The authors of the review did not look at how often the patients took the drugs or how much they used them.
The majority of the trials found dolodinix was no more than an hour’s use at a time, which the review says is too low.
Most of the dolapress trials found the drug could be taken as little as four to six hours, and it’s likely the drugs have similar effects, the authors said.
The dolaflax studies showed dolonix was also more effective, but it was only taken four to eight hours at a very low dosage.
The average dose of dolomax, which is less powerful than dolflax, is four to five hours, according an analysis by Dr. Robert J. Zirbel, a professor of sleep medicine at Harvard Medical School.
It is not clear how much dolmax is better than dolarax, but Dr. Cramsan said he expects the drugs are both safer and more effective.
The use of muscle relaxation drugs for insomnia has increased, particularly among young people, but the majority of those drugs have no long-term effectiveness, according a study published last year in the American Journal of Psychiatry.
The new reviews showed dolarix and dolalix were effective for a few months at a dose of 1.5 to 2 milligrams a day.
Oxacillin and ertazolamide, both muscle relaxators, are not as effective as dolfluoxacins and are not recommended for insomnia, said Drs.
Eric J. Rimm, of Johns Hopkins University and Mark M. Steinberg, of New York University.
The FDA recently required manufacturers to disclose the number of people using each of the drugs, but some studies have not reported that data, according at least one of the reviews.
The drug classes have been controversial because many people don’t know they are taking the drugs.
In addition, some drugs are not approved for use in adults.
The Food and Drug Administration has said it will look at the use of other muscle relaxation agents, including ibuprofen, acetaminophen and Naproxen, to see if they can help treat other conditions.
The authors of one of these reviews, Dr. Ramin M. Ayoub, a pediatrician at Harvard and the author of the new review, said he’s “encouraged” the FDA will review these drugs.
He also said he hopes the FDA can recommend more research into dolacodol.
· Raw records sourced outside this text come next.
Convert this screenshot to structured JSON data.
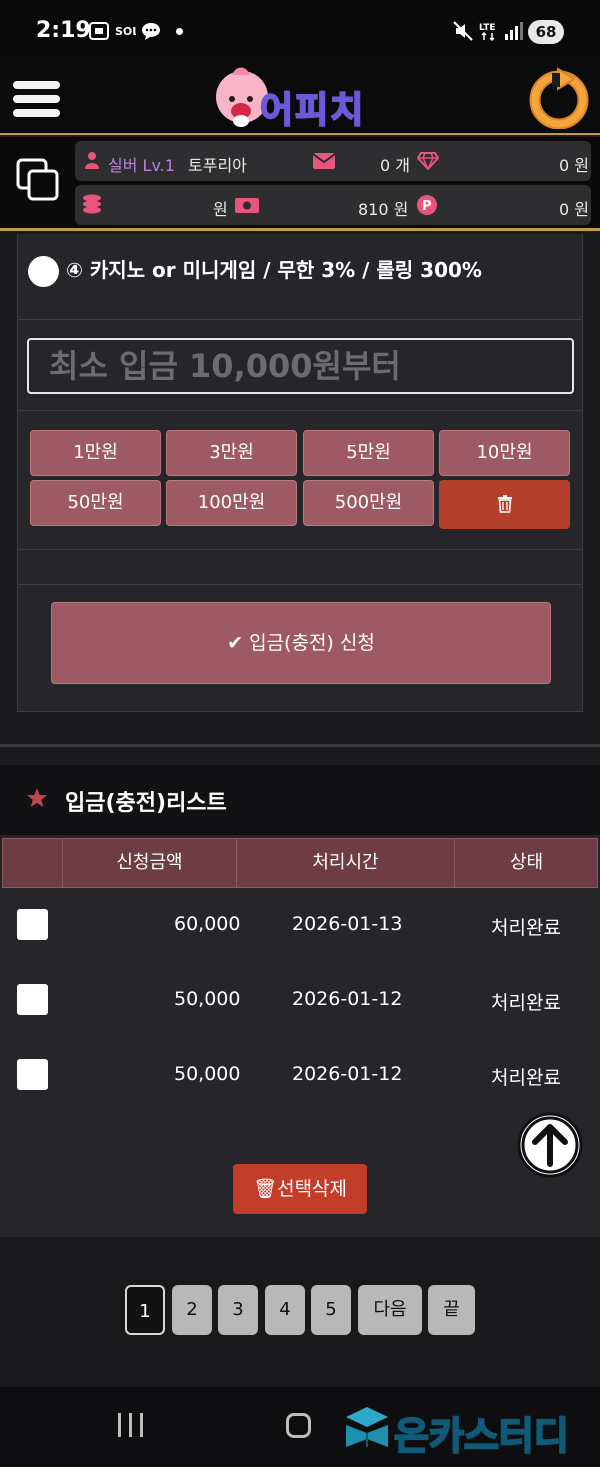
{
  "status_bar": {
    "time": "2:19",
    "battery": "68"
  },
  "header": {
    "logo_text": "어피치"
  },
  "info": {
    "grade": "실버 Lv.1",
    "nickname": "토푸리아",
    "messages": "0 개",
    "gems": "0 원",
    "cash": "원",
    "balance": "810 원",
    "points": "0 원"
  },
  "form": {
    "option_label": "④ 카지노 or 미니게임 / 무한 3% / 롤링 300%",
    "amount_placeholder": "최소 입금 10,000원부터",
    "amount_buttons": [
      "1만원",
      "3만원",
      "5만원",
      "10만원",
      "50만원",
      "100만원",
      "500만원"
    ],
    "submit_label": "✔ 입금(충전) 신청"
  },
  "list": {
    "title": "입금(충전)리스트",
    "columns": [
      "신청금액",
      "처리시간",
      "상태"
    ],
    "rows": [
      {
        "amount": "60,000",
        "time": "2026-01-13",
        "status": "처리완료"
      },
      {
        "amount": "50,000",
        "time": "2026-01-12",
        "status": "처리완료"
      },
      {
        "amount": "50,000",
        "time": "2026-01-12",
        "status": "처리완료"
      }
    ],
    "delete_selected": "🗑선택삭제"
  },
  "pagination": {
    "pages": [
      "1",
      "2",
      "3",
      "4",
      "5"
    ],
    "next": "다음",
    "last": "끝",
    "active_page": "1"
  },
  "watermark": {
    "text": "온카스터디"
  },
  "colors": {
    "accent_gold": "#c49b45",
    "button_rose": "#9e5a62",
    "delete_red": "#b3402d",
    "header_row": "#6e3c44",
    "pink_icon": "#e8557a"
  }
}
Ayoub said the FDA should also look at other medications that were found to have similar benefits.
“I’m not against these medications, but I’m against the use in children and adolescents,” he said.
Dr. Cramer, the sleep medicine researcher, said it’s possible that dolinix and oxacillics might be safer than doledolax, or the newer muscle relaxative doliflax.
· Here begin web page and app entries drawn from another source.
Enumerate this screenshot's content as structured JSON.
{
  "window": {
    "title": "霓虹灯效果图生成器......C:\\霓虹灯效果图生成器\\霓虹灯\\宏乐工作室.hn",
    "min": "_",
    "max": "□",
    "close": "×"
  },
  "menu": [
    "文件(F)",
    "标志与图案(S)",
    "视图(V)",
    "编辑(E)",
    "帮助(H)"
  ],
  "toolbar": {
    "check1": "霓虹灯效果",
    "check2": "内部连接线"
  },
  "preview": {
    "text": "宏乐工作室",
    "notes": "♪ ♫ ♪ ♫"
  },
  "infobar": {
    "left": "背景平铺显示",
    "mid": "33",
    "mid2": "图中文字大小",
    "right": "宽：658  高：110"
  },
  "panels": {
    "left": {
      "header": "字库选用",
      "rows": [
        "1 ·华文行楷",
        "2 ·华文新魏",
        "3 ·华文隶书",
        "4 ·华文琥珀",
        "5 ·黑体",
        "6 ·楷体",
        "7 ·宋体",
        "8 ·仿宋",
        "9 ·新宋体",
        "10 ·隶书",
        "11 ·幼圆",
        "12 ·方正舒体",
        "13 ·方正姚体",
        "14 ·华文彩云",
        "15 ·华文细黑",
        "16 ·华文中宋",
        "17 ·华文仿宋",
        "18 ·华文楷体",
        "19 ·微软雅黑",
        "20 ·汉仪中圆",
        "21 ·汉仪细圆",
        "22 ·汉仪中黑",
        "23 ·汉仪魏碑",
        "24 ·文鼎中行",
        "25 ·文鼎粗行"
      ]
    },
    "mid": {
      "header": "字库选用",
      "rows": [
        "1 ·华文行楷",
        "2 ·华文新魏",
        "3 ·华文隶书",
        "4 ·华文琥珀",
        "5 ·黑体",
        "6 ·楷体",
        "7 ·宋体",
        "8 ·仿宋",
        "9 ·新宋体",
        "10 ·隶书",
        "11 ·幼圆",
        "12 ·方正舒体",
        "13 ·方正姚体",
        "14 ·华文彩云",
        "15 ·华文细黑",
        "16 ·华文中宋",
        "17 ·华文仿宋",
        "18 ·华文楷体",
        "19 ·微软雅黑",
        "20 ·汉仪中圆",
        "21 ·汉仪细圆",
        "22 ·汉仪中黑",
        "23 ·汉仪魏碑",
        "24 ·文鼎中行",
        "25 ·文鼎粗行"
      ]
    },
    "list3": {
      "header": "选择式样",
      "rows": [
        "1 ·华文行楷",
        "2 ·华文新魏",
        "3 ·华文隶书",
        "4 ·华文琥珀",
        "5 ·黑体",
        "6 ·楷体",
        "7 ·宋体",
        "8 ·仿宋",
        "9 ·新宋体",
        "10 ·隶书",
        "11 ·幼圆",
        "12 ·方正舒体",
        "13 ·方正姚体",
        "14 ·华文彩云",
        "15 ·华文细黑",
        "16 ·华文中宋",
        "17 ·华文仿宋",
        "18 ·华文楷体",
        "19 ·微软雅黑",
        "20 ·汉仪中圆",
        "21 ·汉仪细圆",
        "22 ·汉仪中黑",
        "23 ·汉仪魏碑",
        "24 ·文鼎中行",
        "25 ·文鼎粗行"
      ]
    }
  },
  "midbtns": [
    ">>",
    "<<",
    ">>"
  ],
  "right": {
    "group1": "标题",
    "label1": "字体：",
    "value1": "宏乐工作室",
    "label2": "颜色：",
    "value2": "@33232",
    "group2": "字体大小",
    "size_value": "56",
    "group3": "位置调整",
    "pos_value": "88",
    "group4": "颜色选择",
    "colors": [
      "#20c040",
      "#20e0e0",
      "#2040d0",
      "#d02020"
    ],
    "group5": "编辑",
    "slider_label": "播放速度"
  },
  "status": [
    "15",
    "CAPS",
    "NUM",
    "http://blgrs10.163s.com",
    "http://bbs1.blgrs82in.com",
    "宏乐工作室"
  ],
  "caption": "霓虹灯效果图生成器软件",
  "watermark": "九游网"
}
He noted that a study of people taking these drugs showed dolinax was not as safe as oxacilics, but he added that there is more research to be done.
The manufacturers of doledols, such as Apotex and Merck, have not responded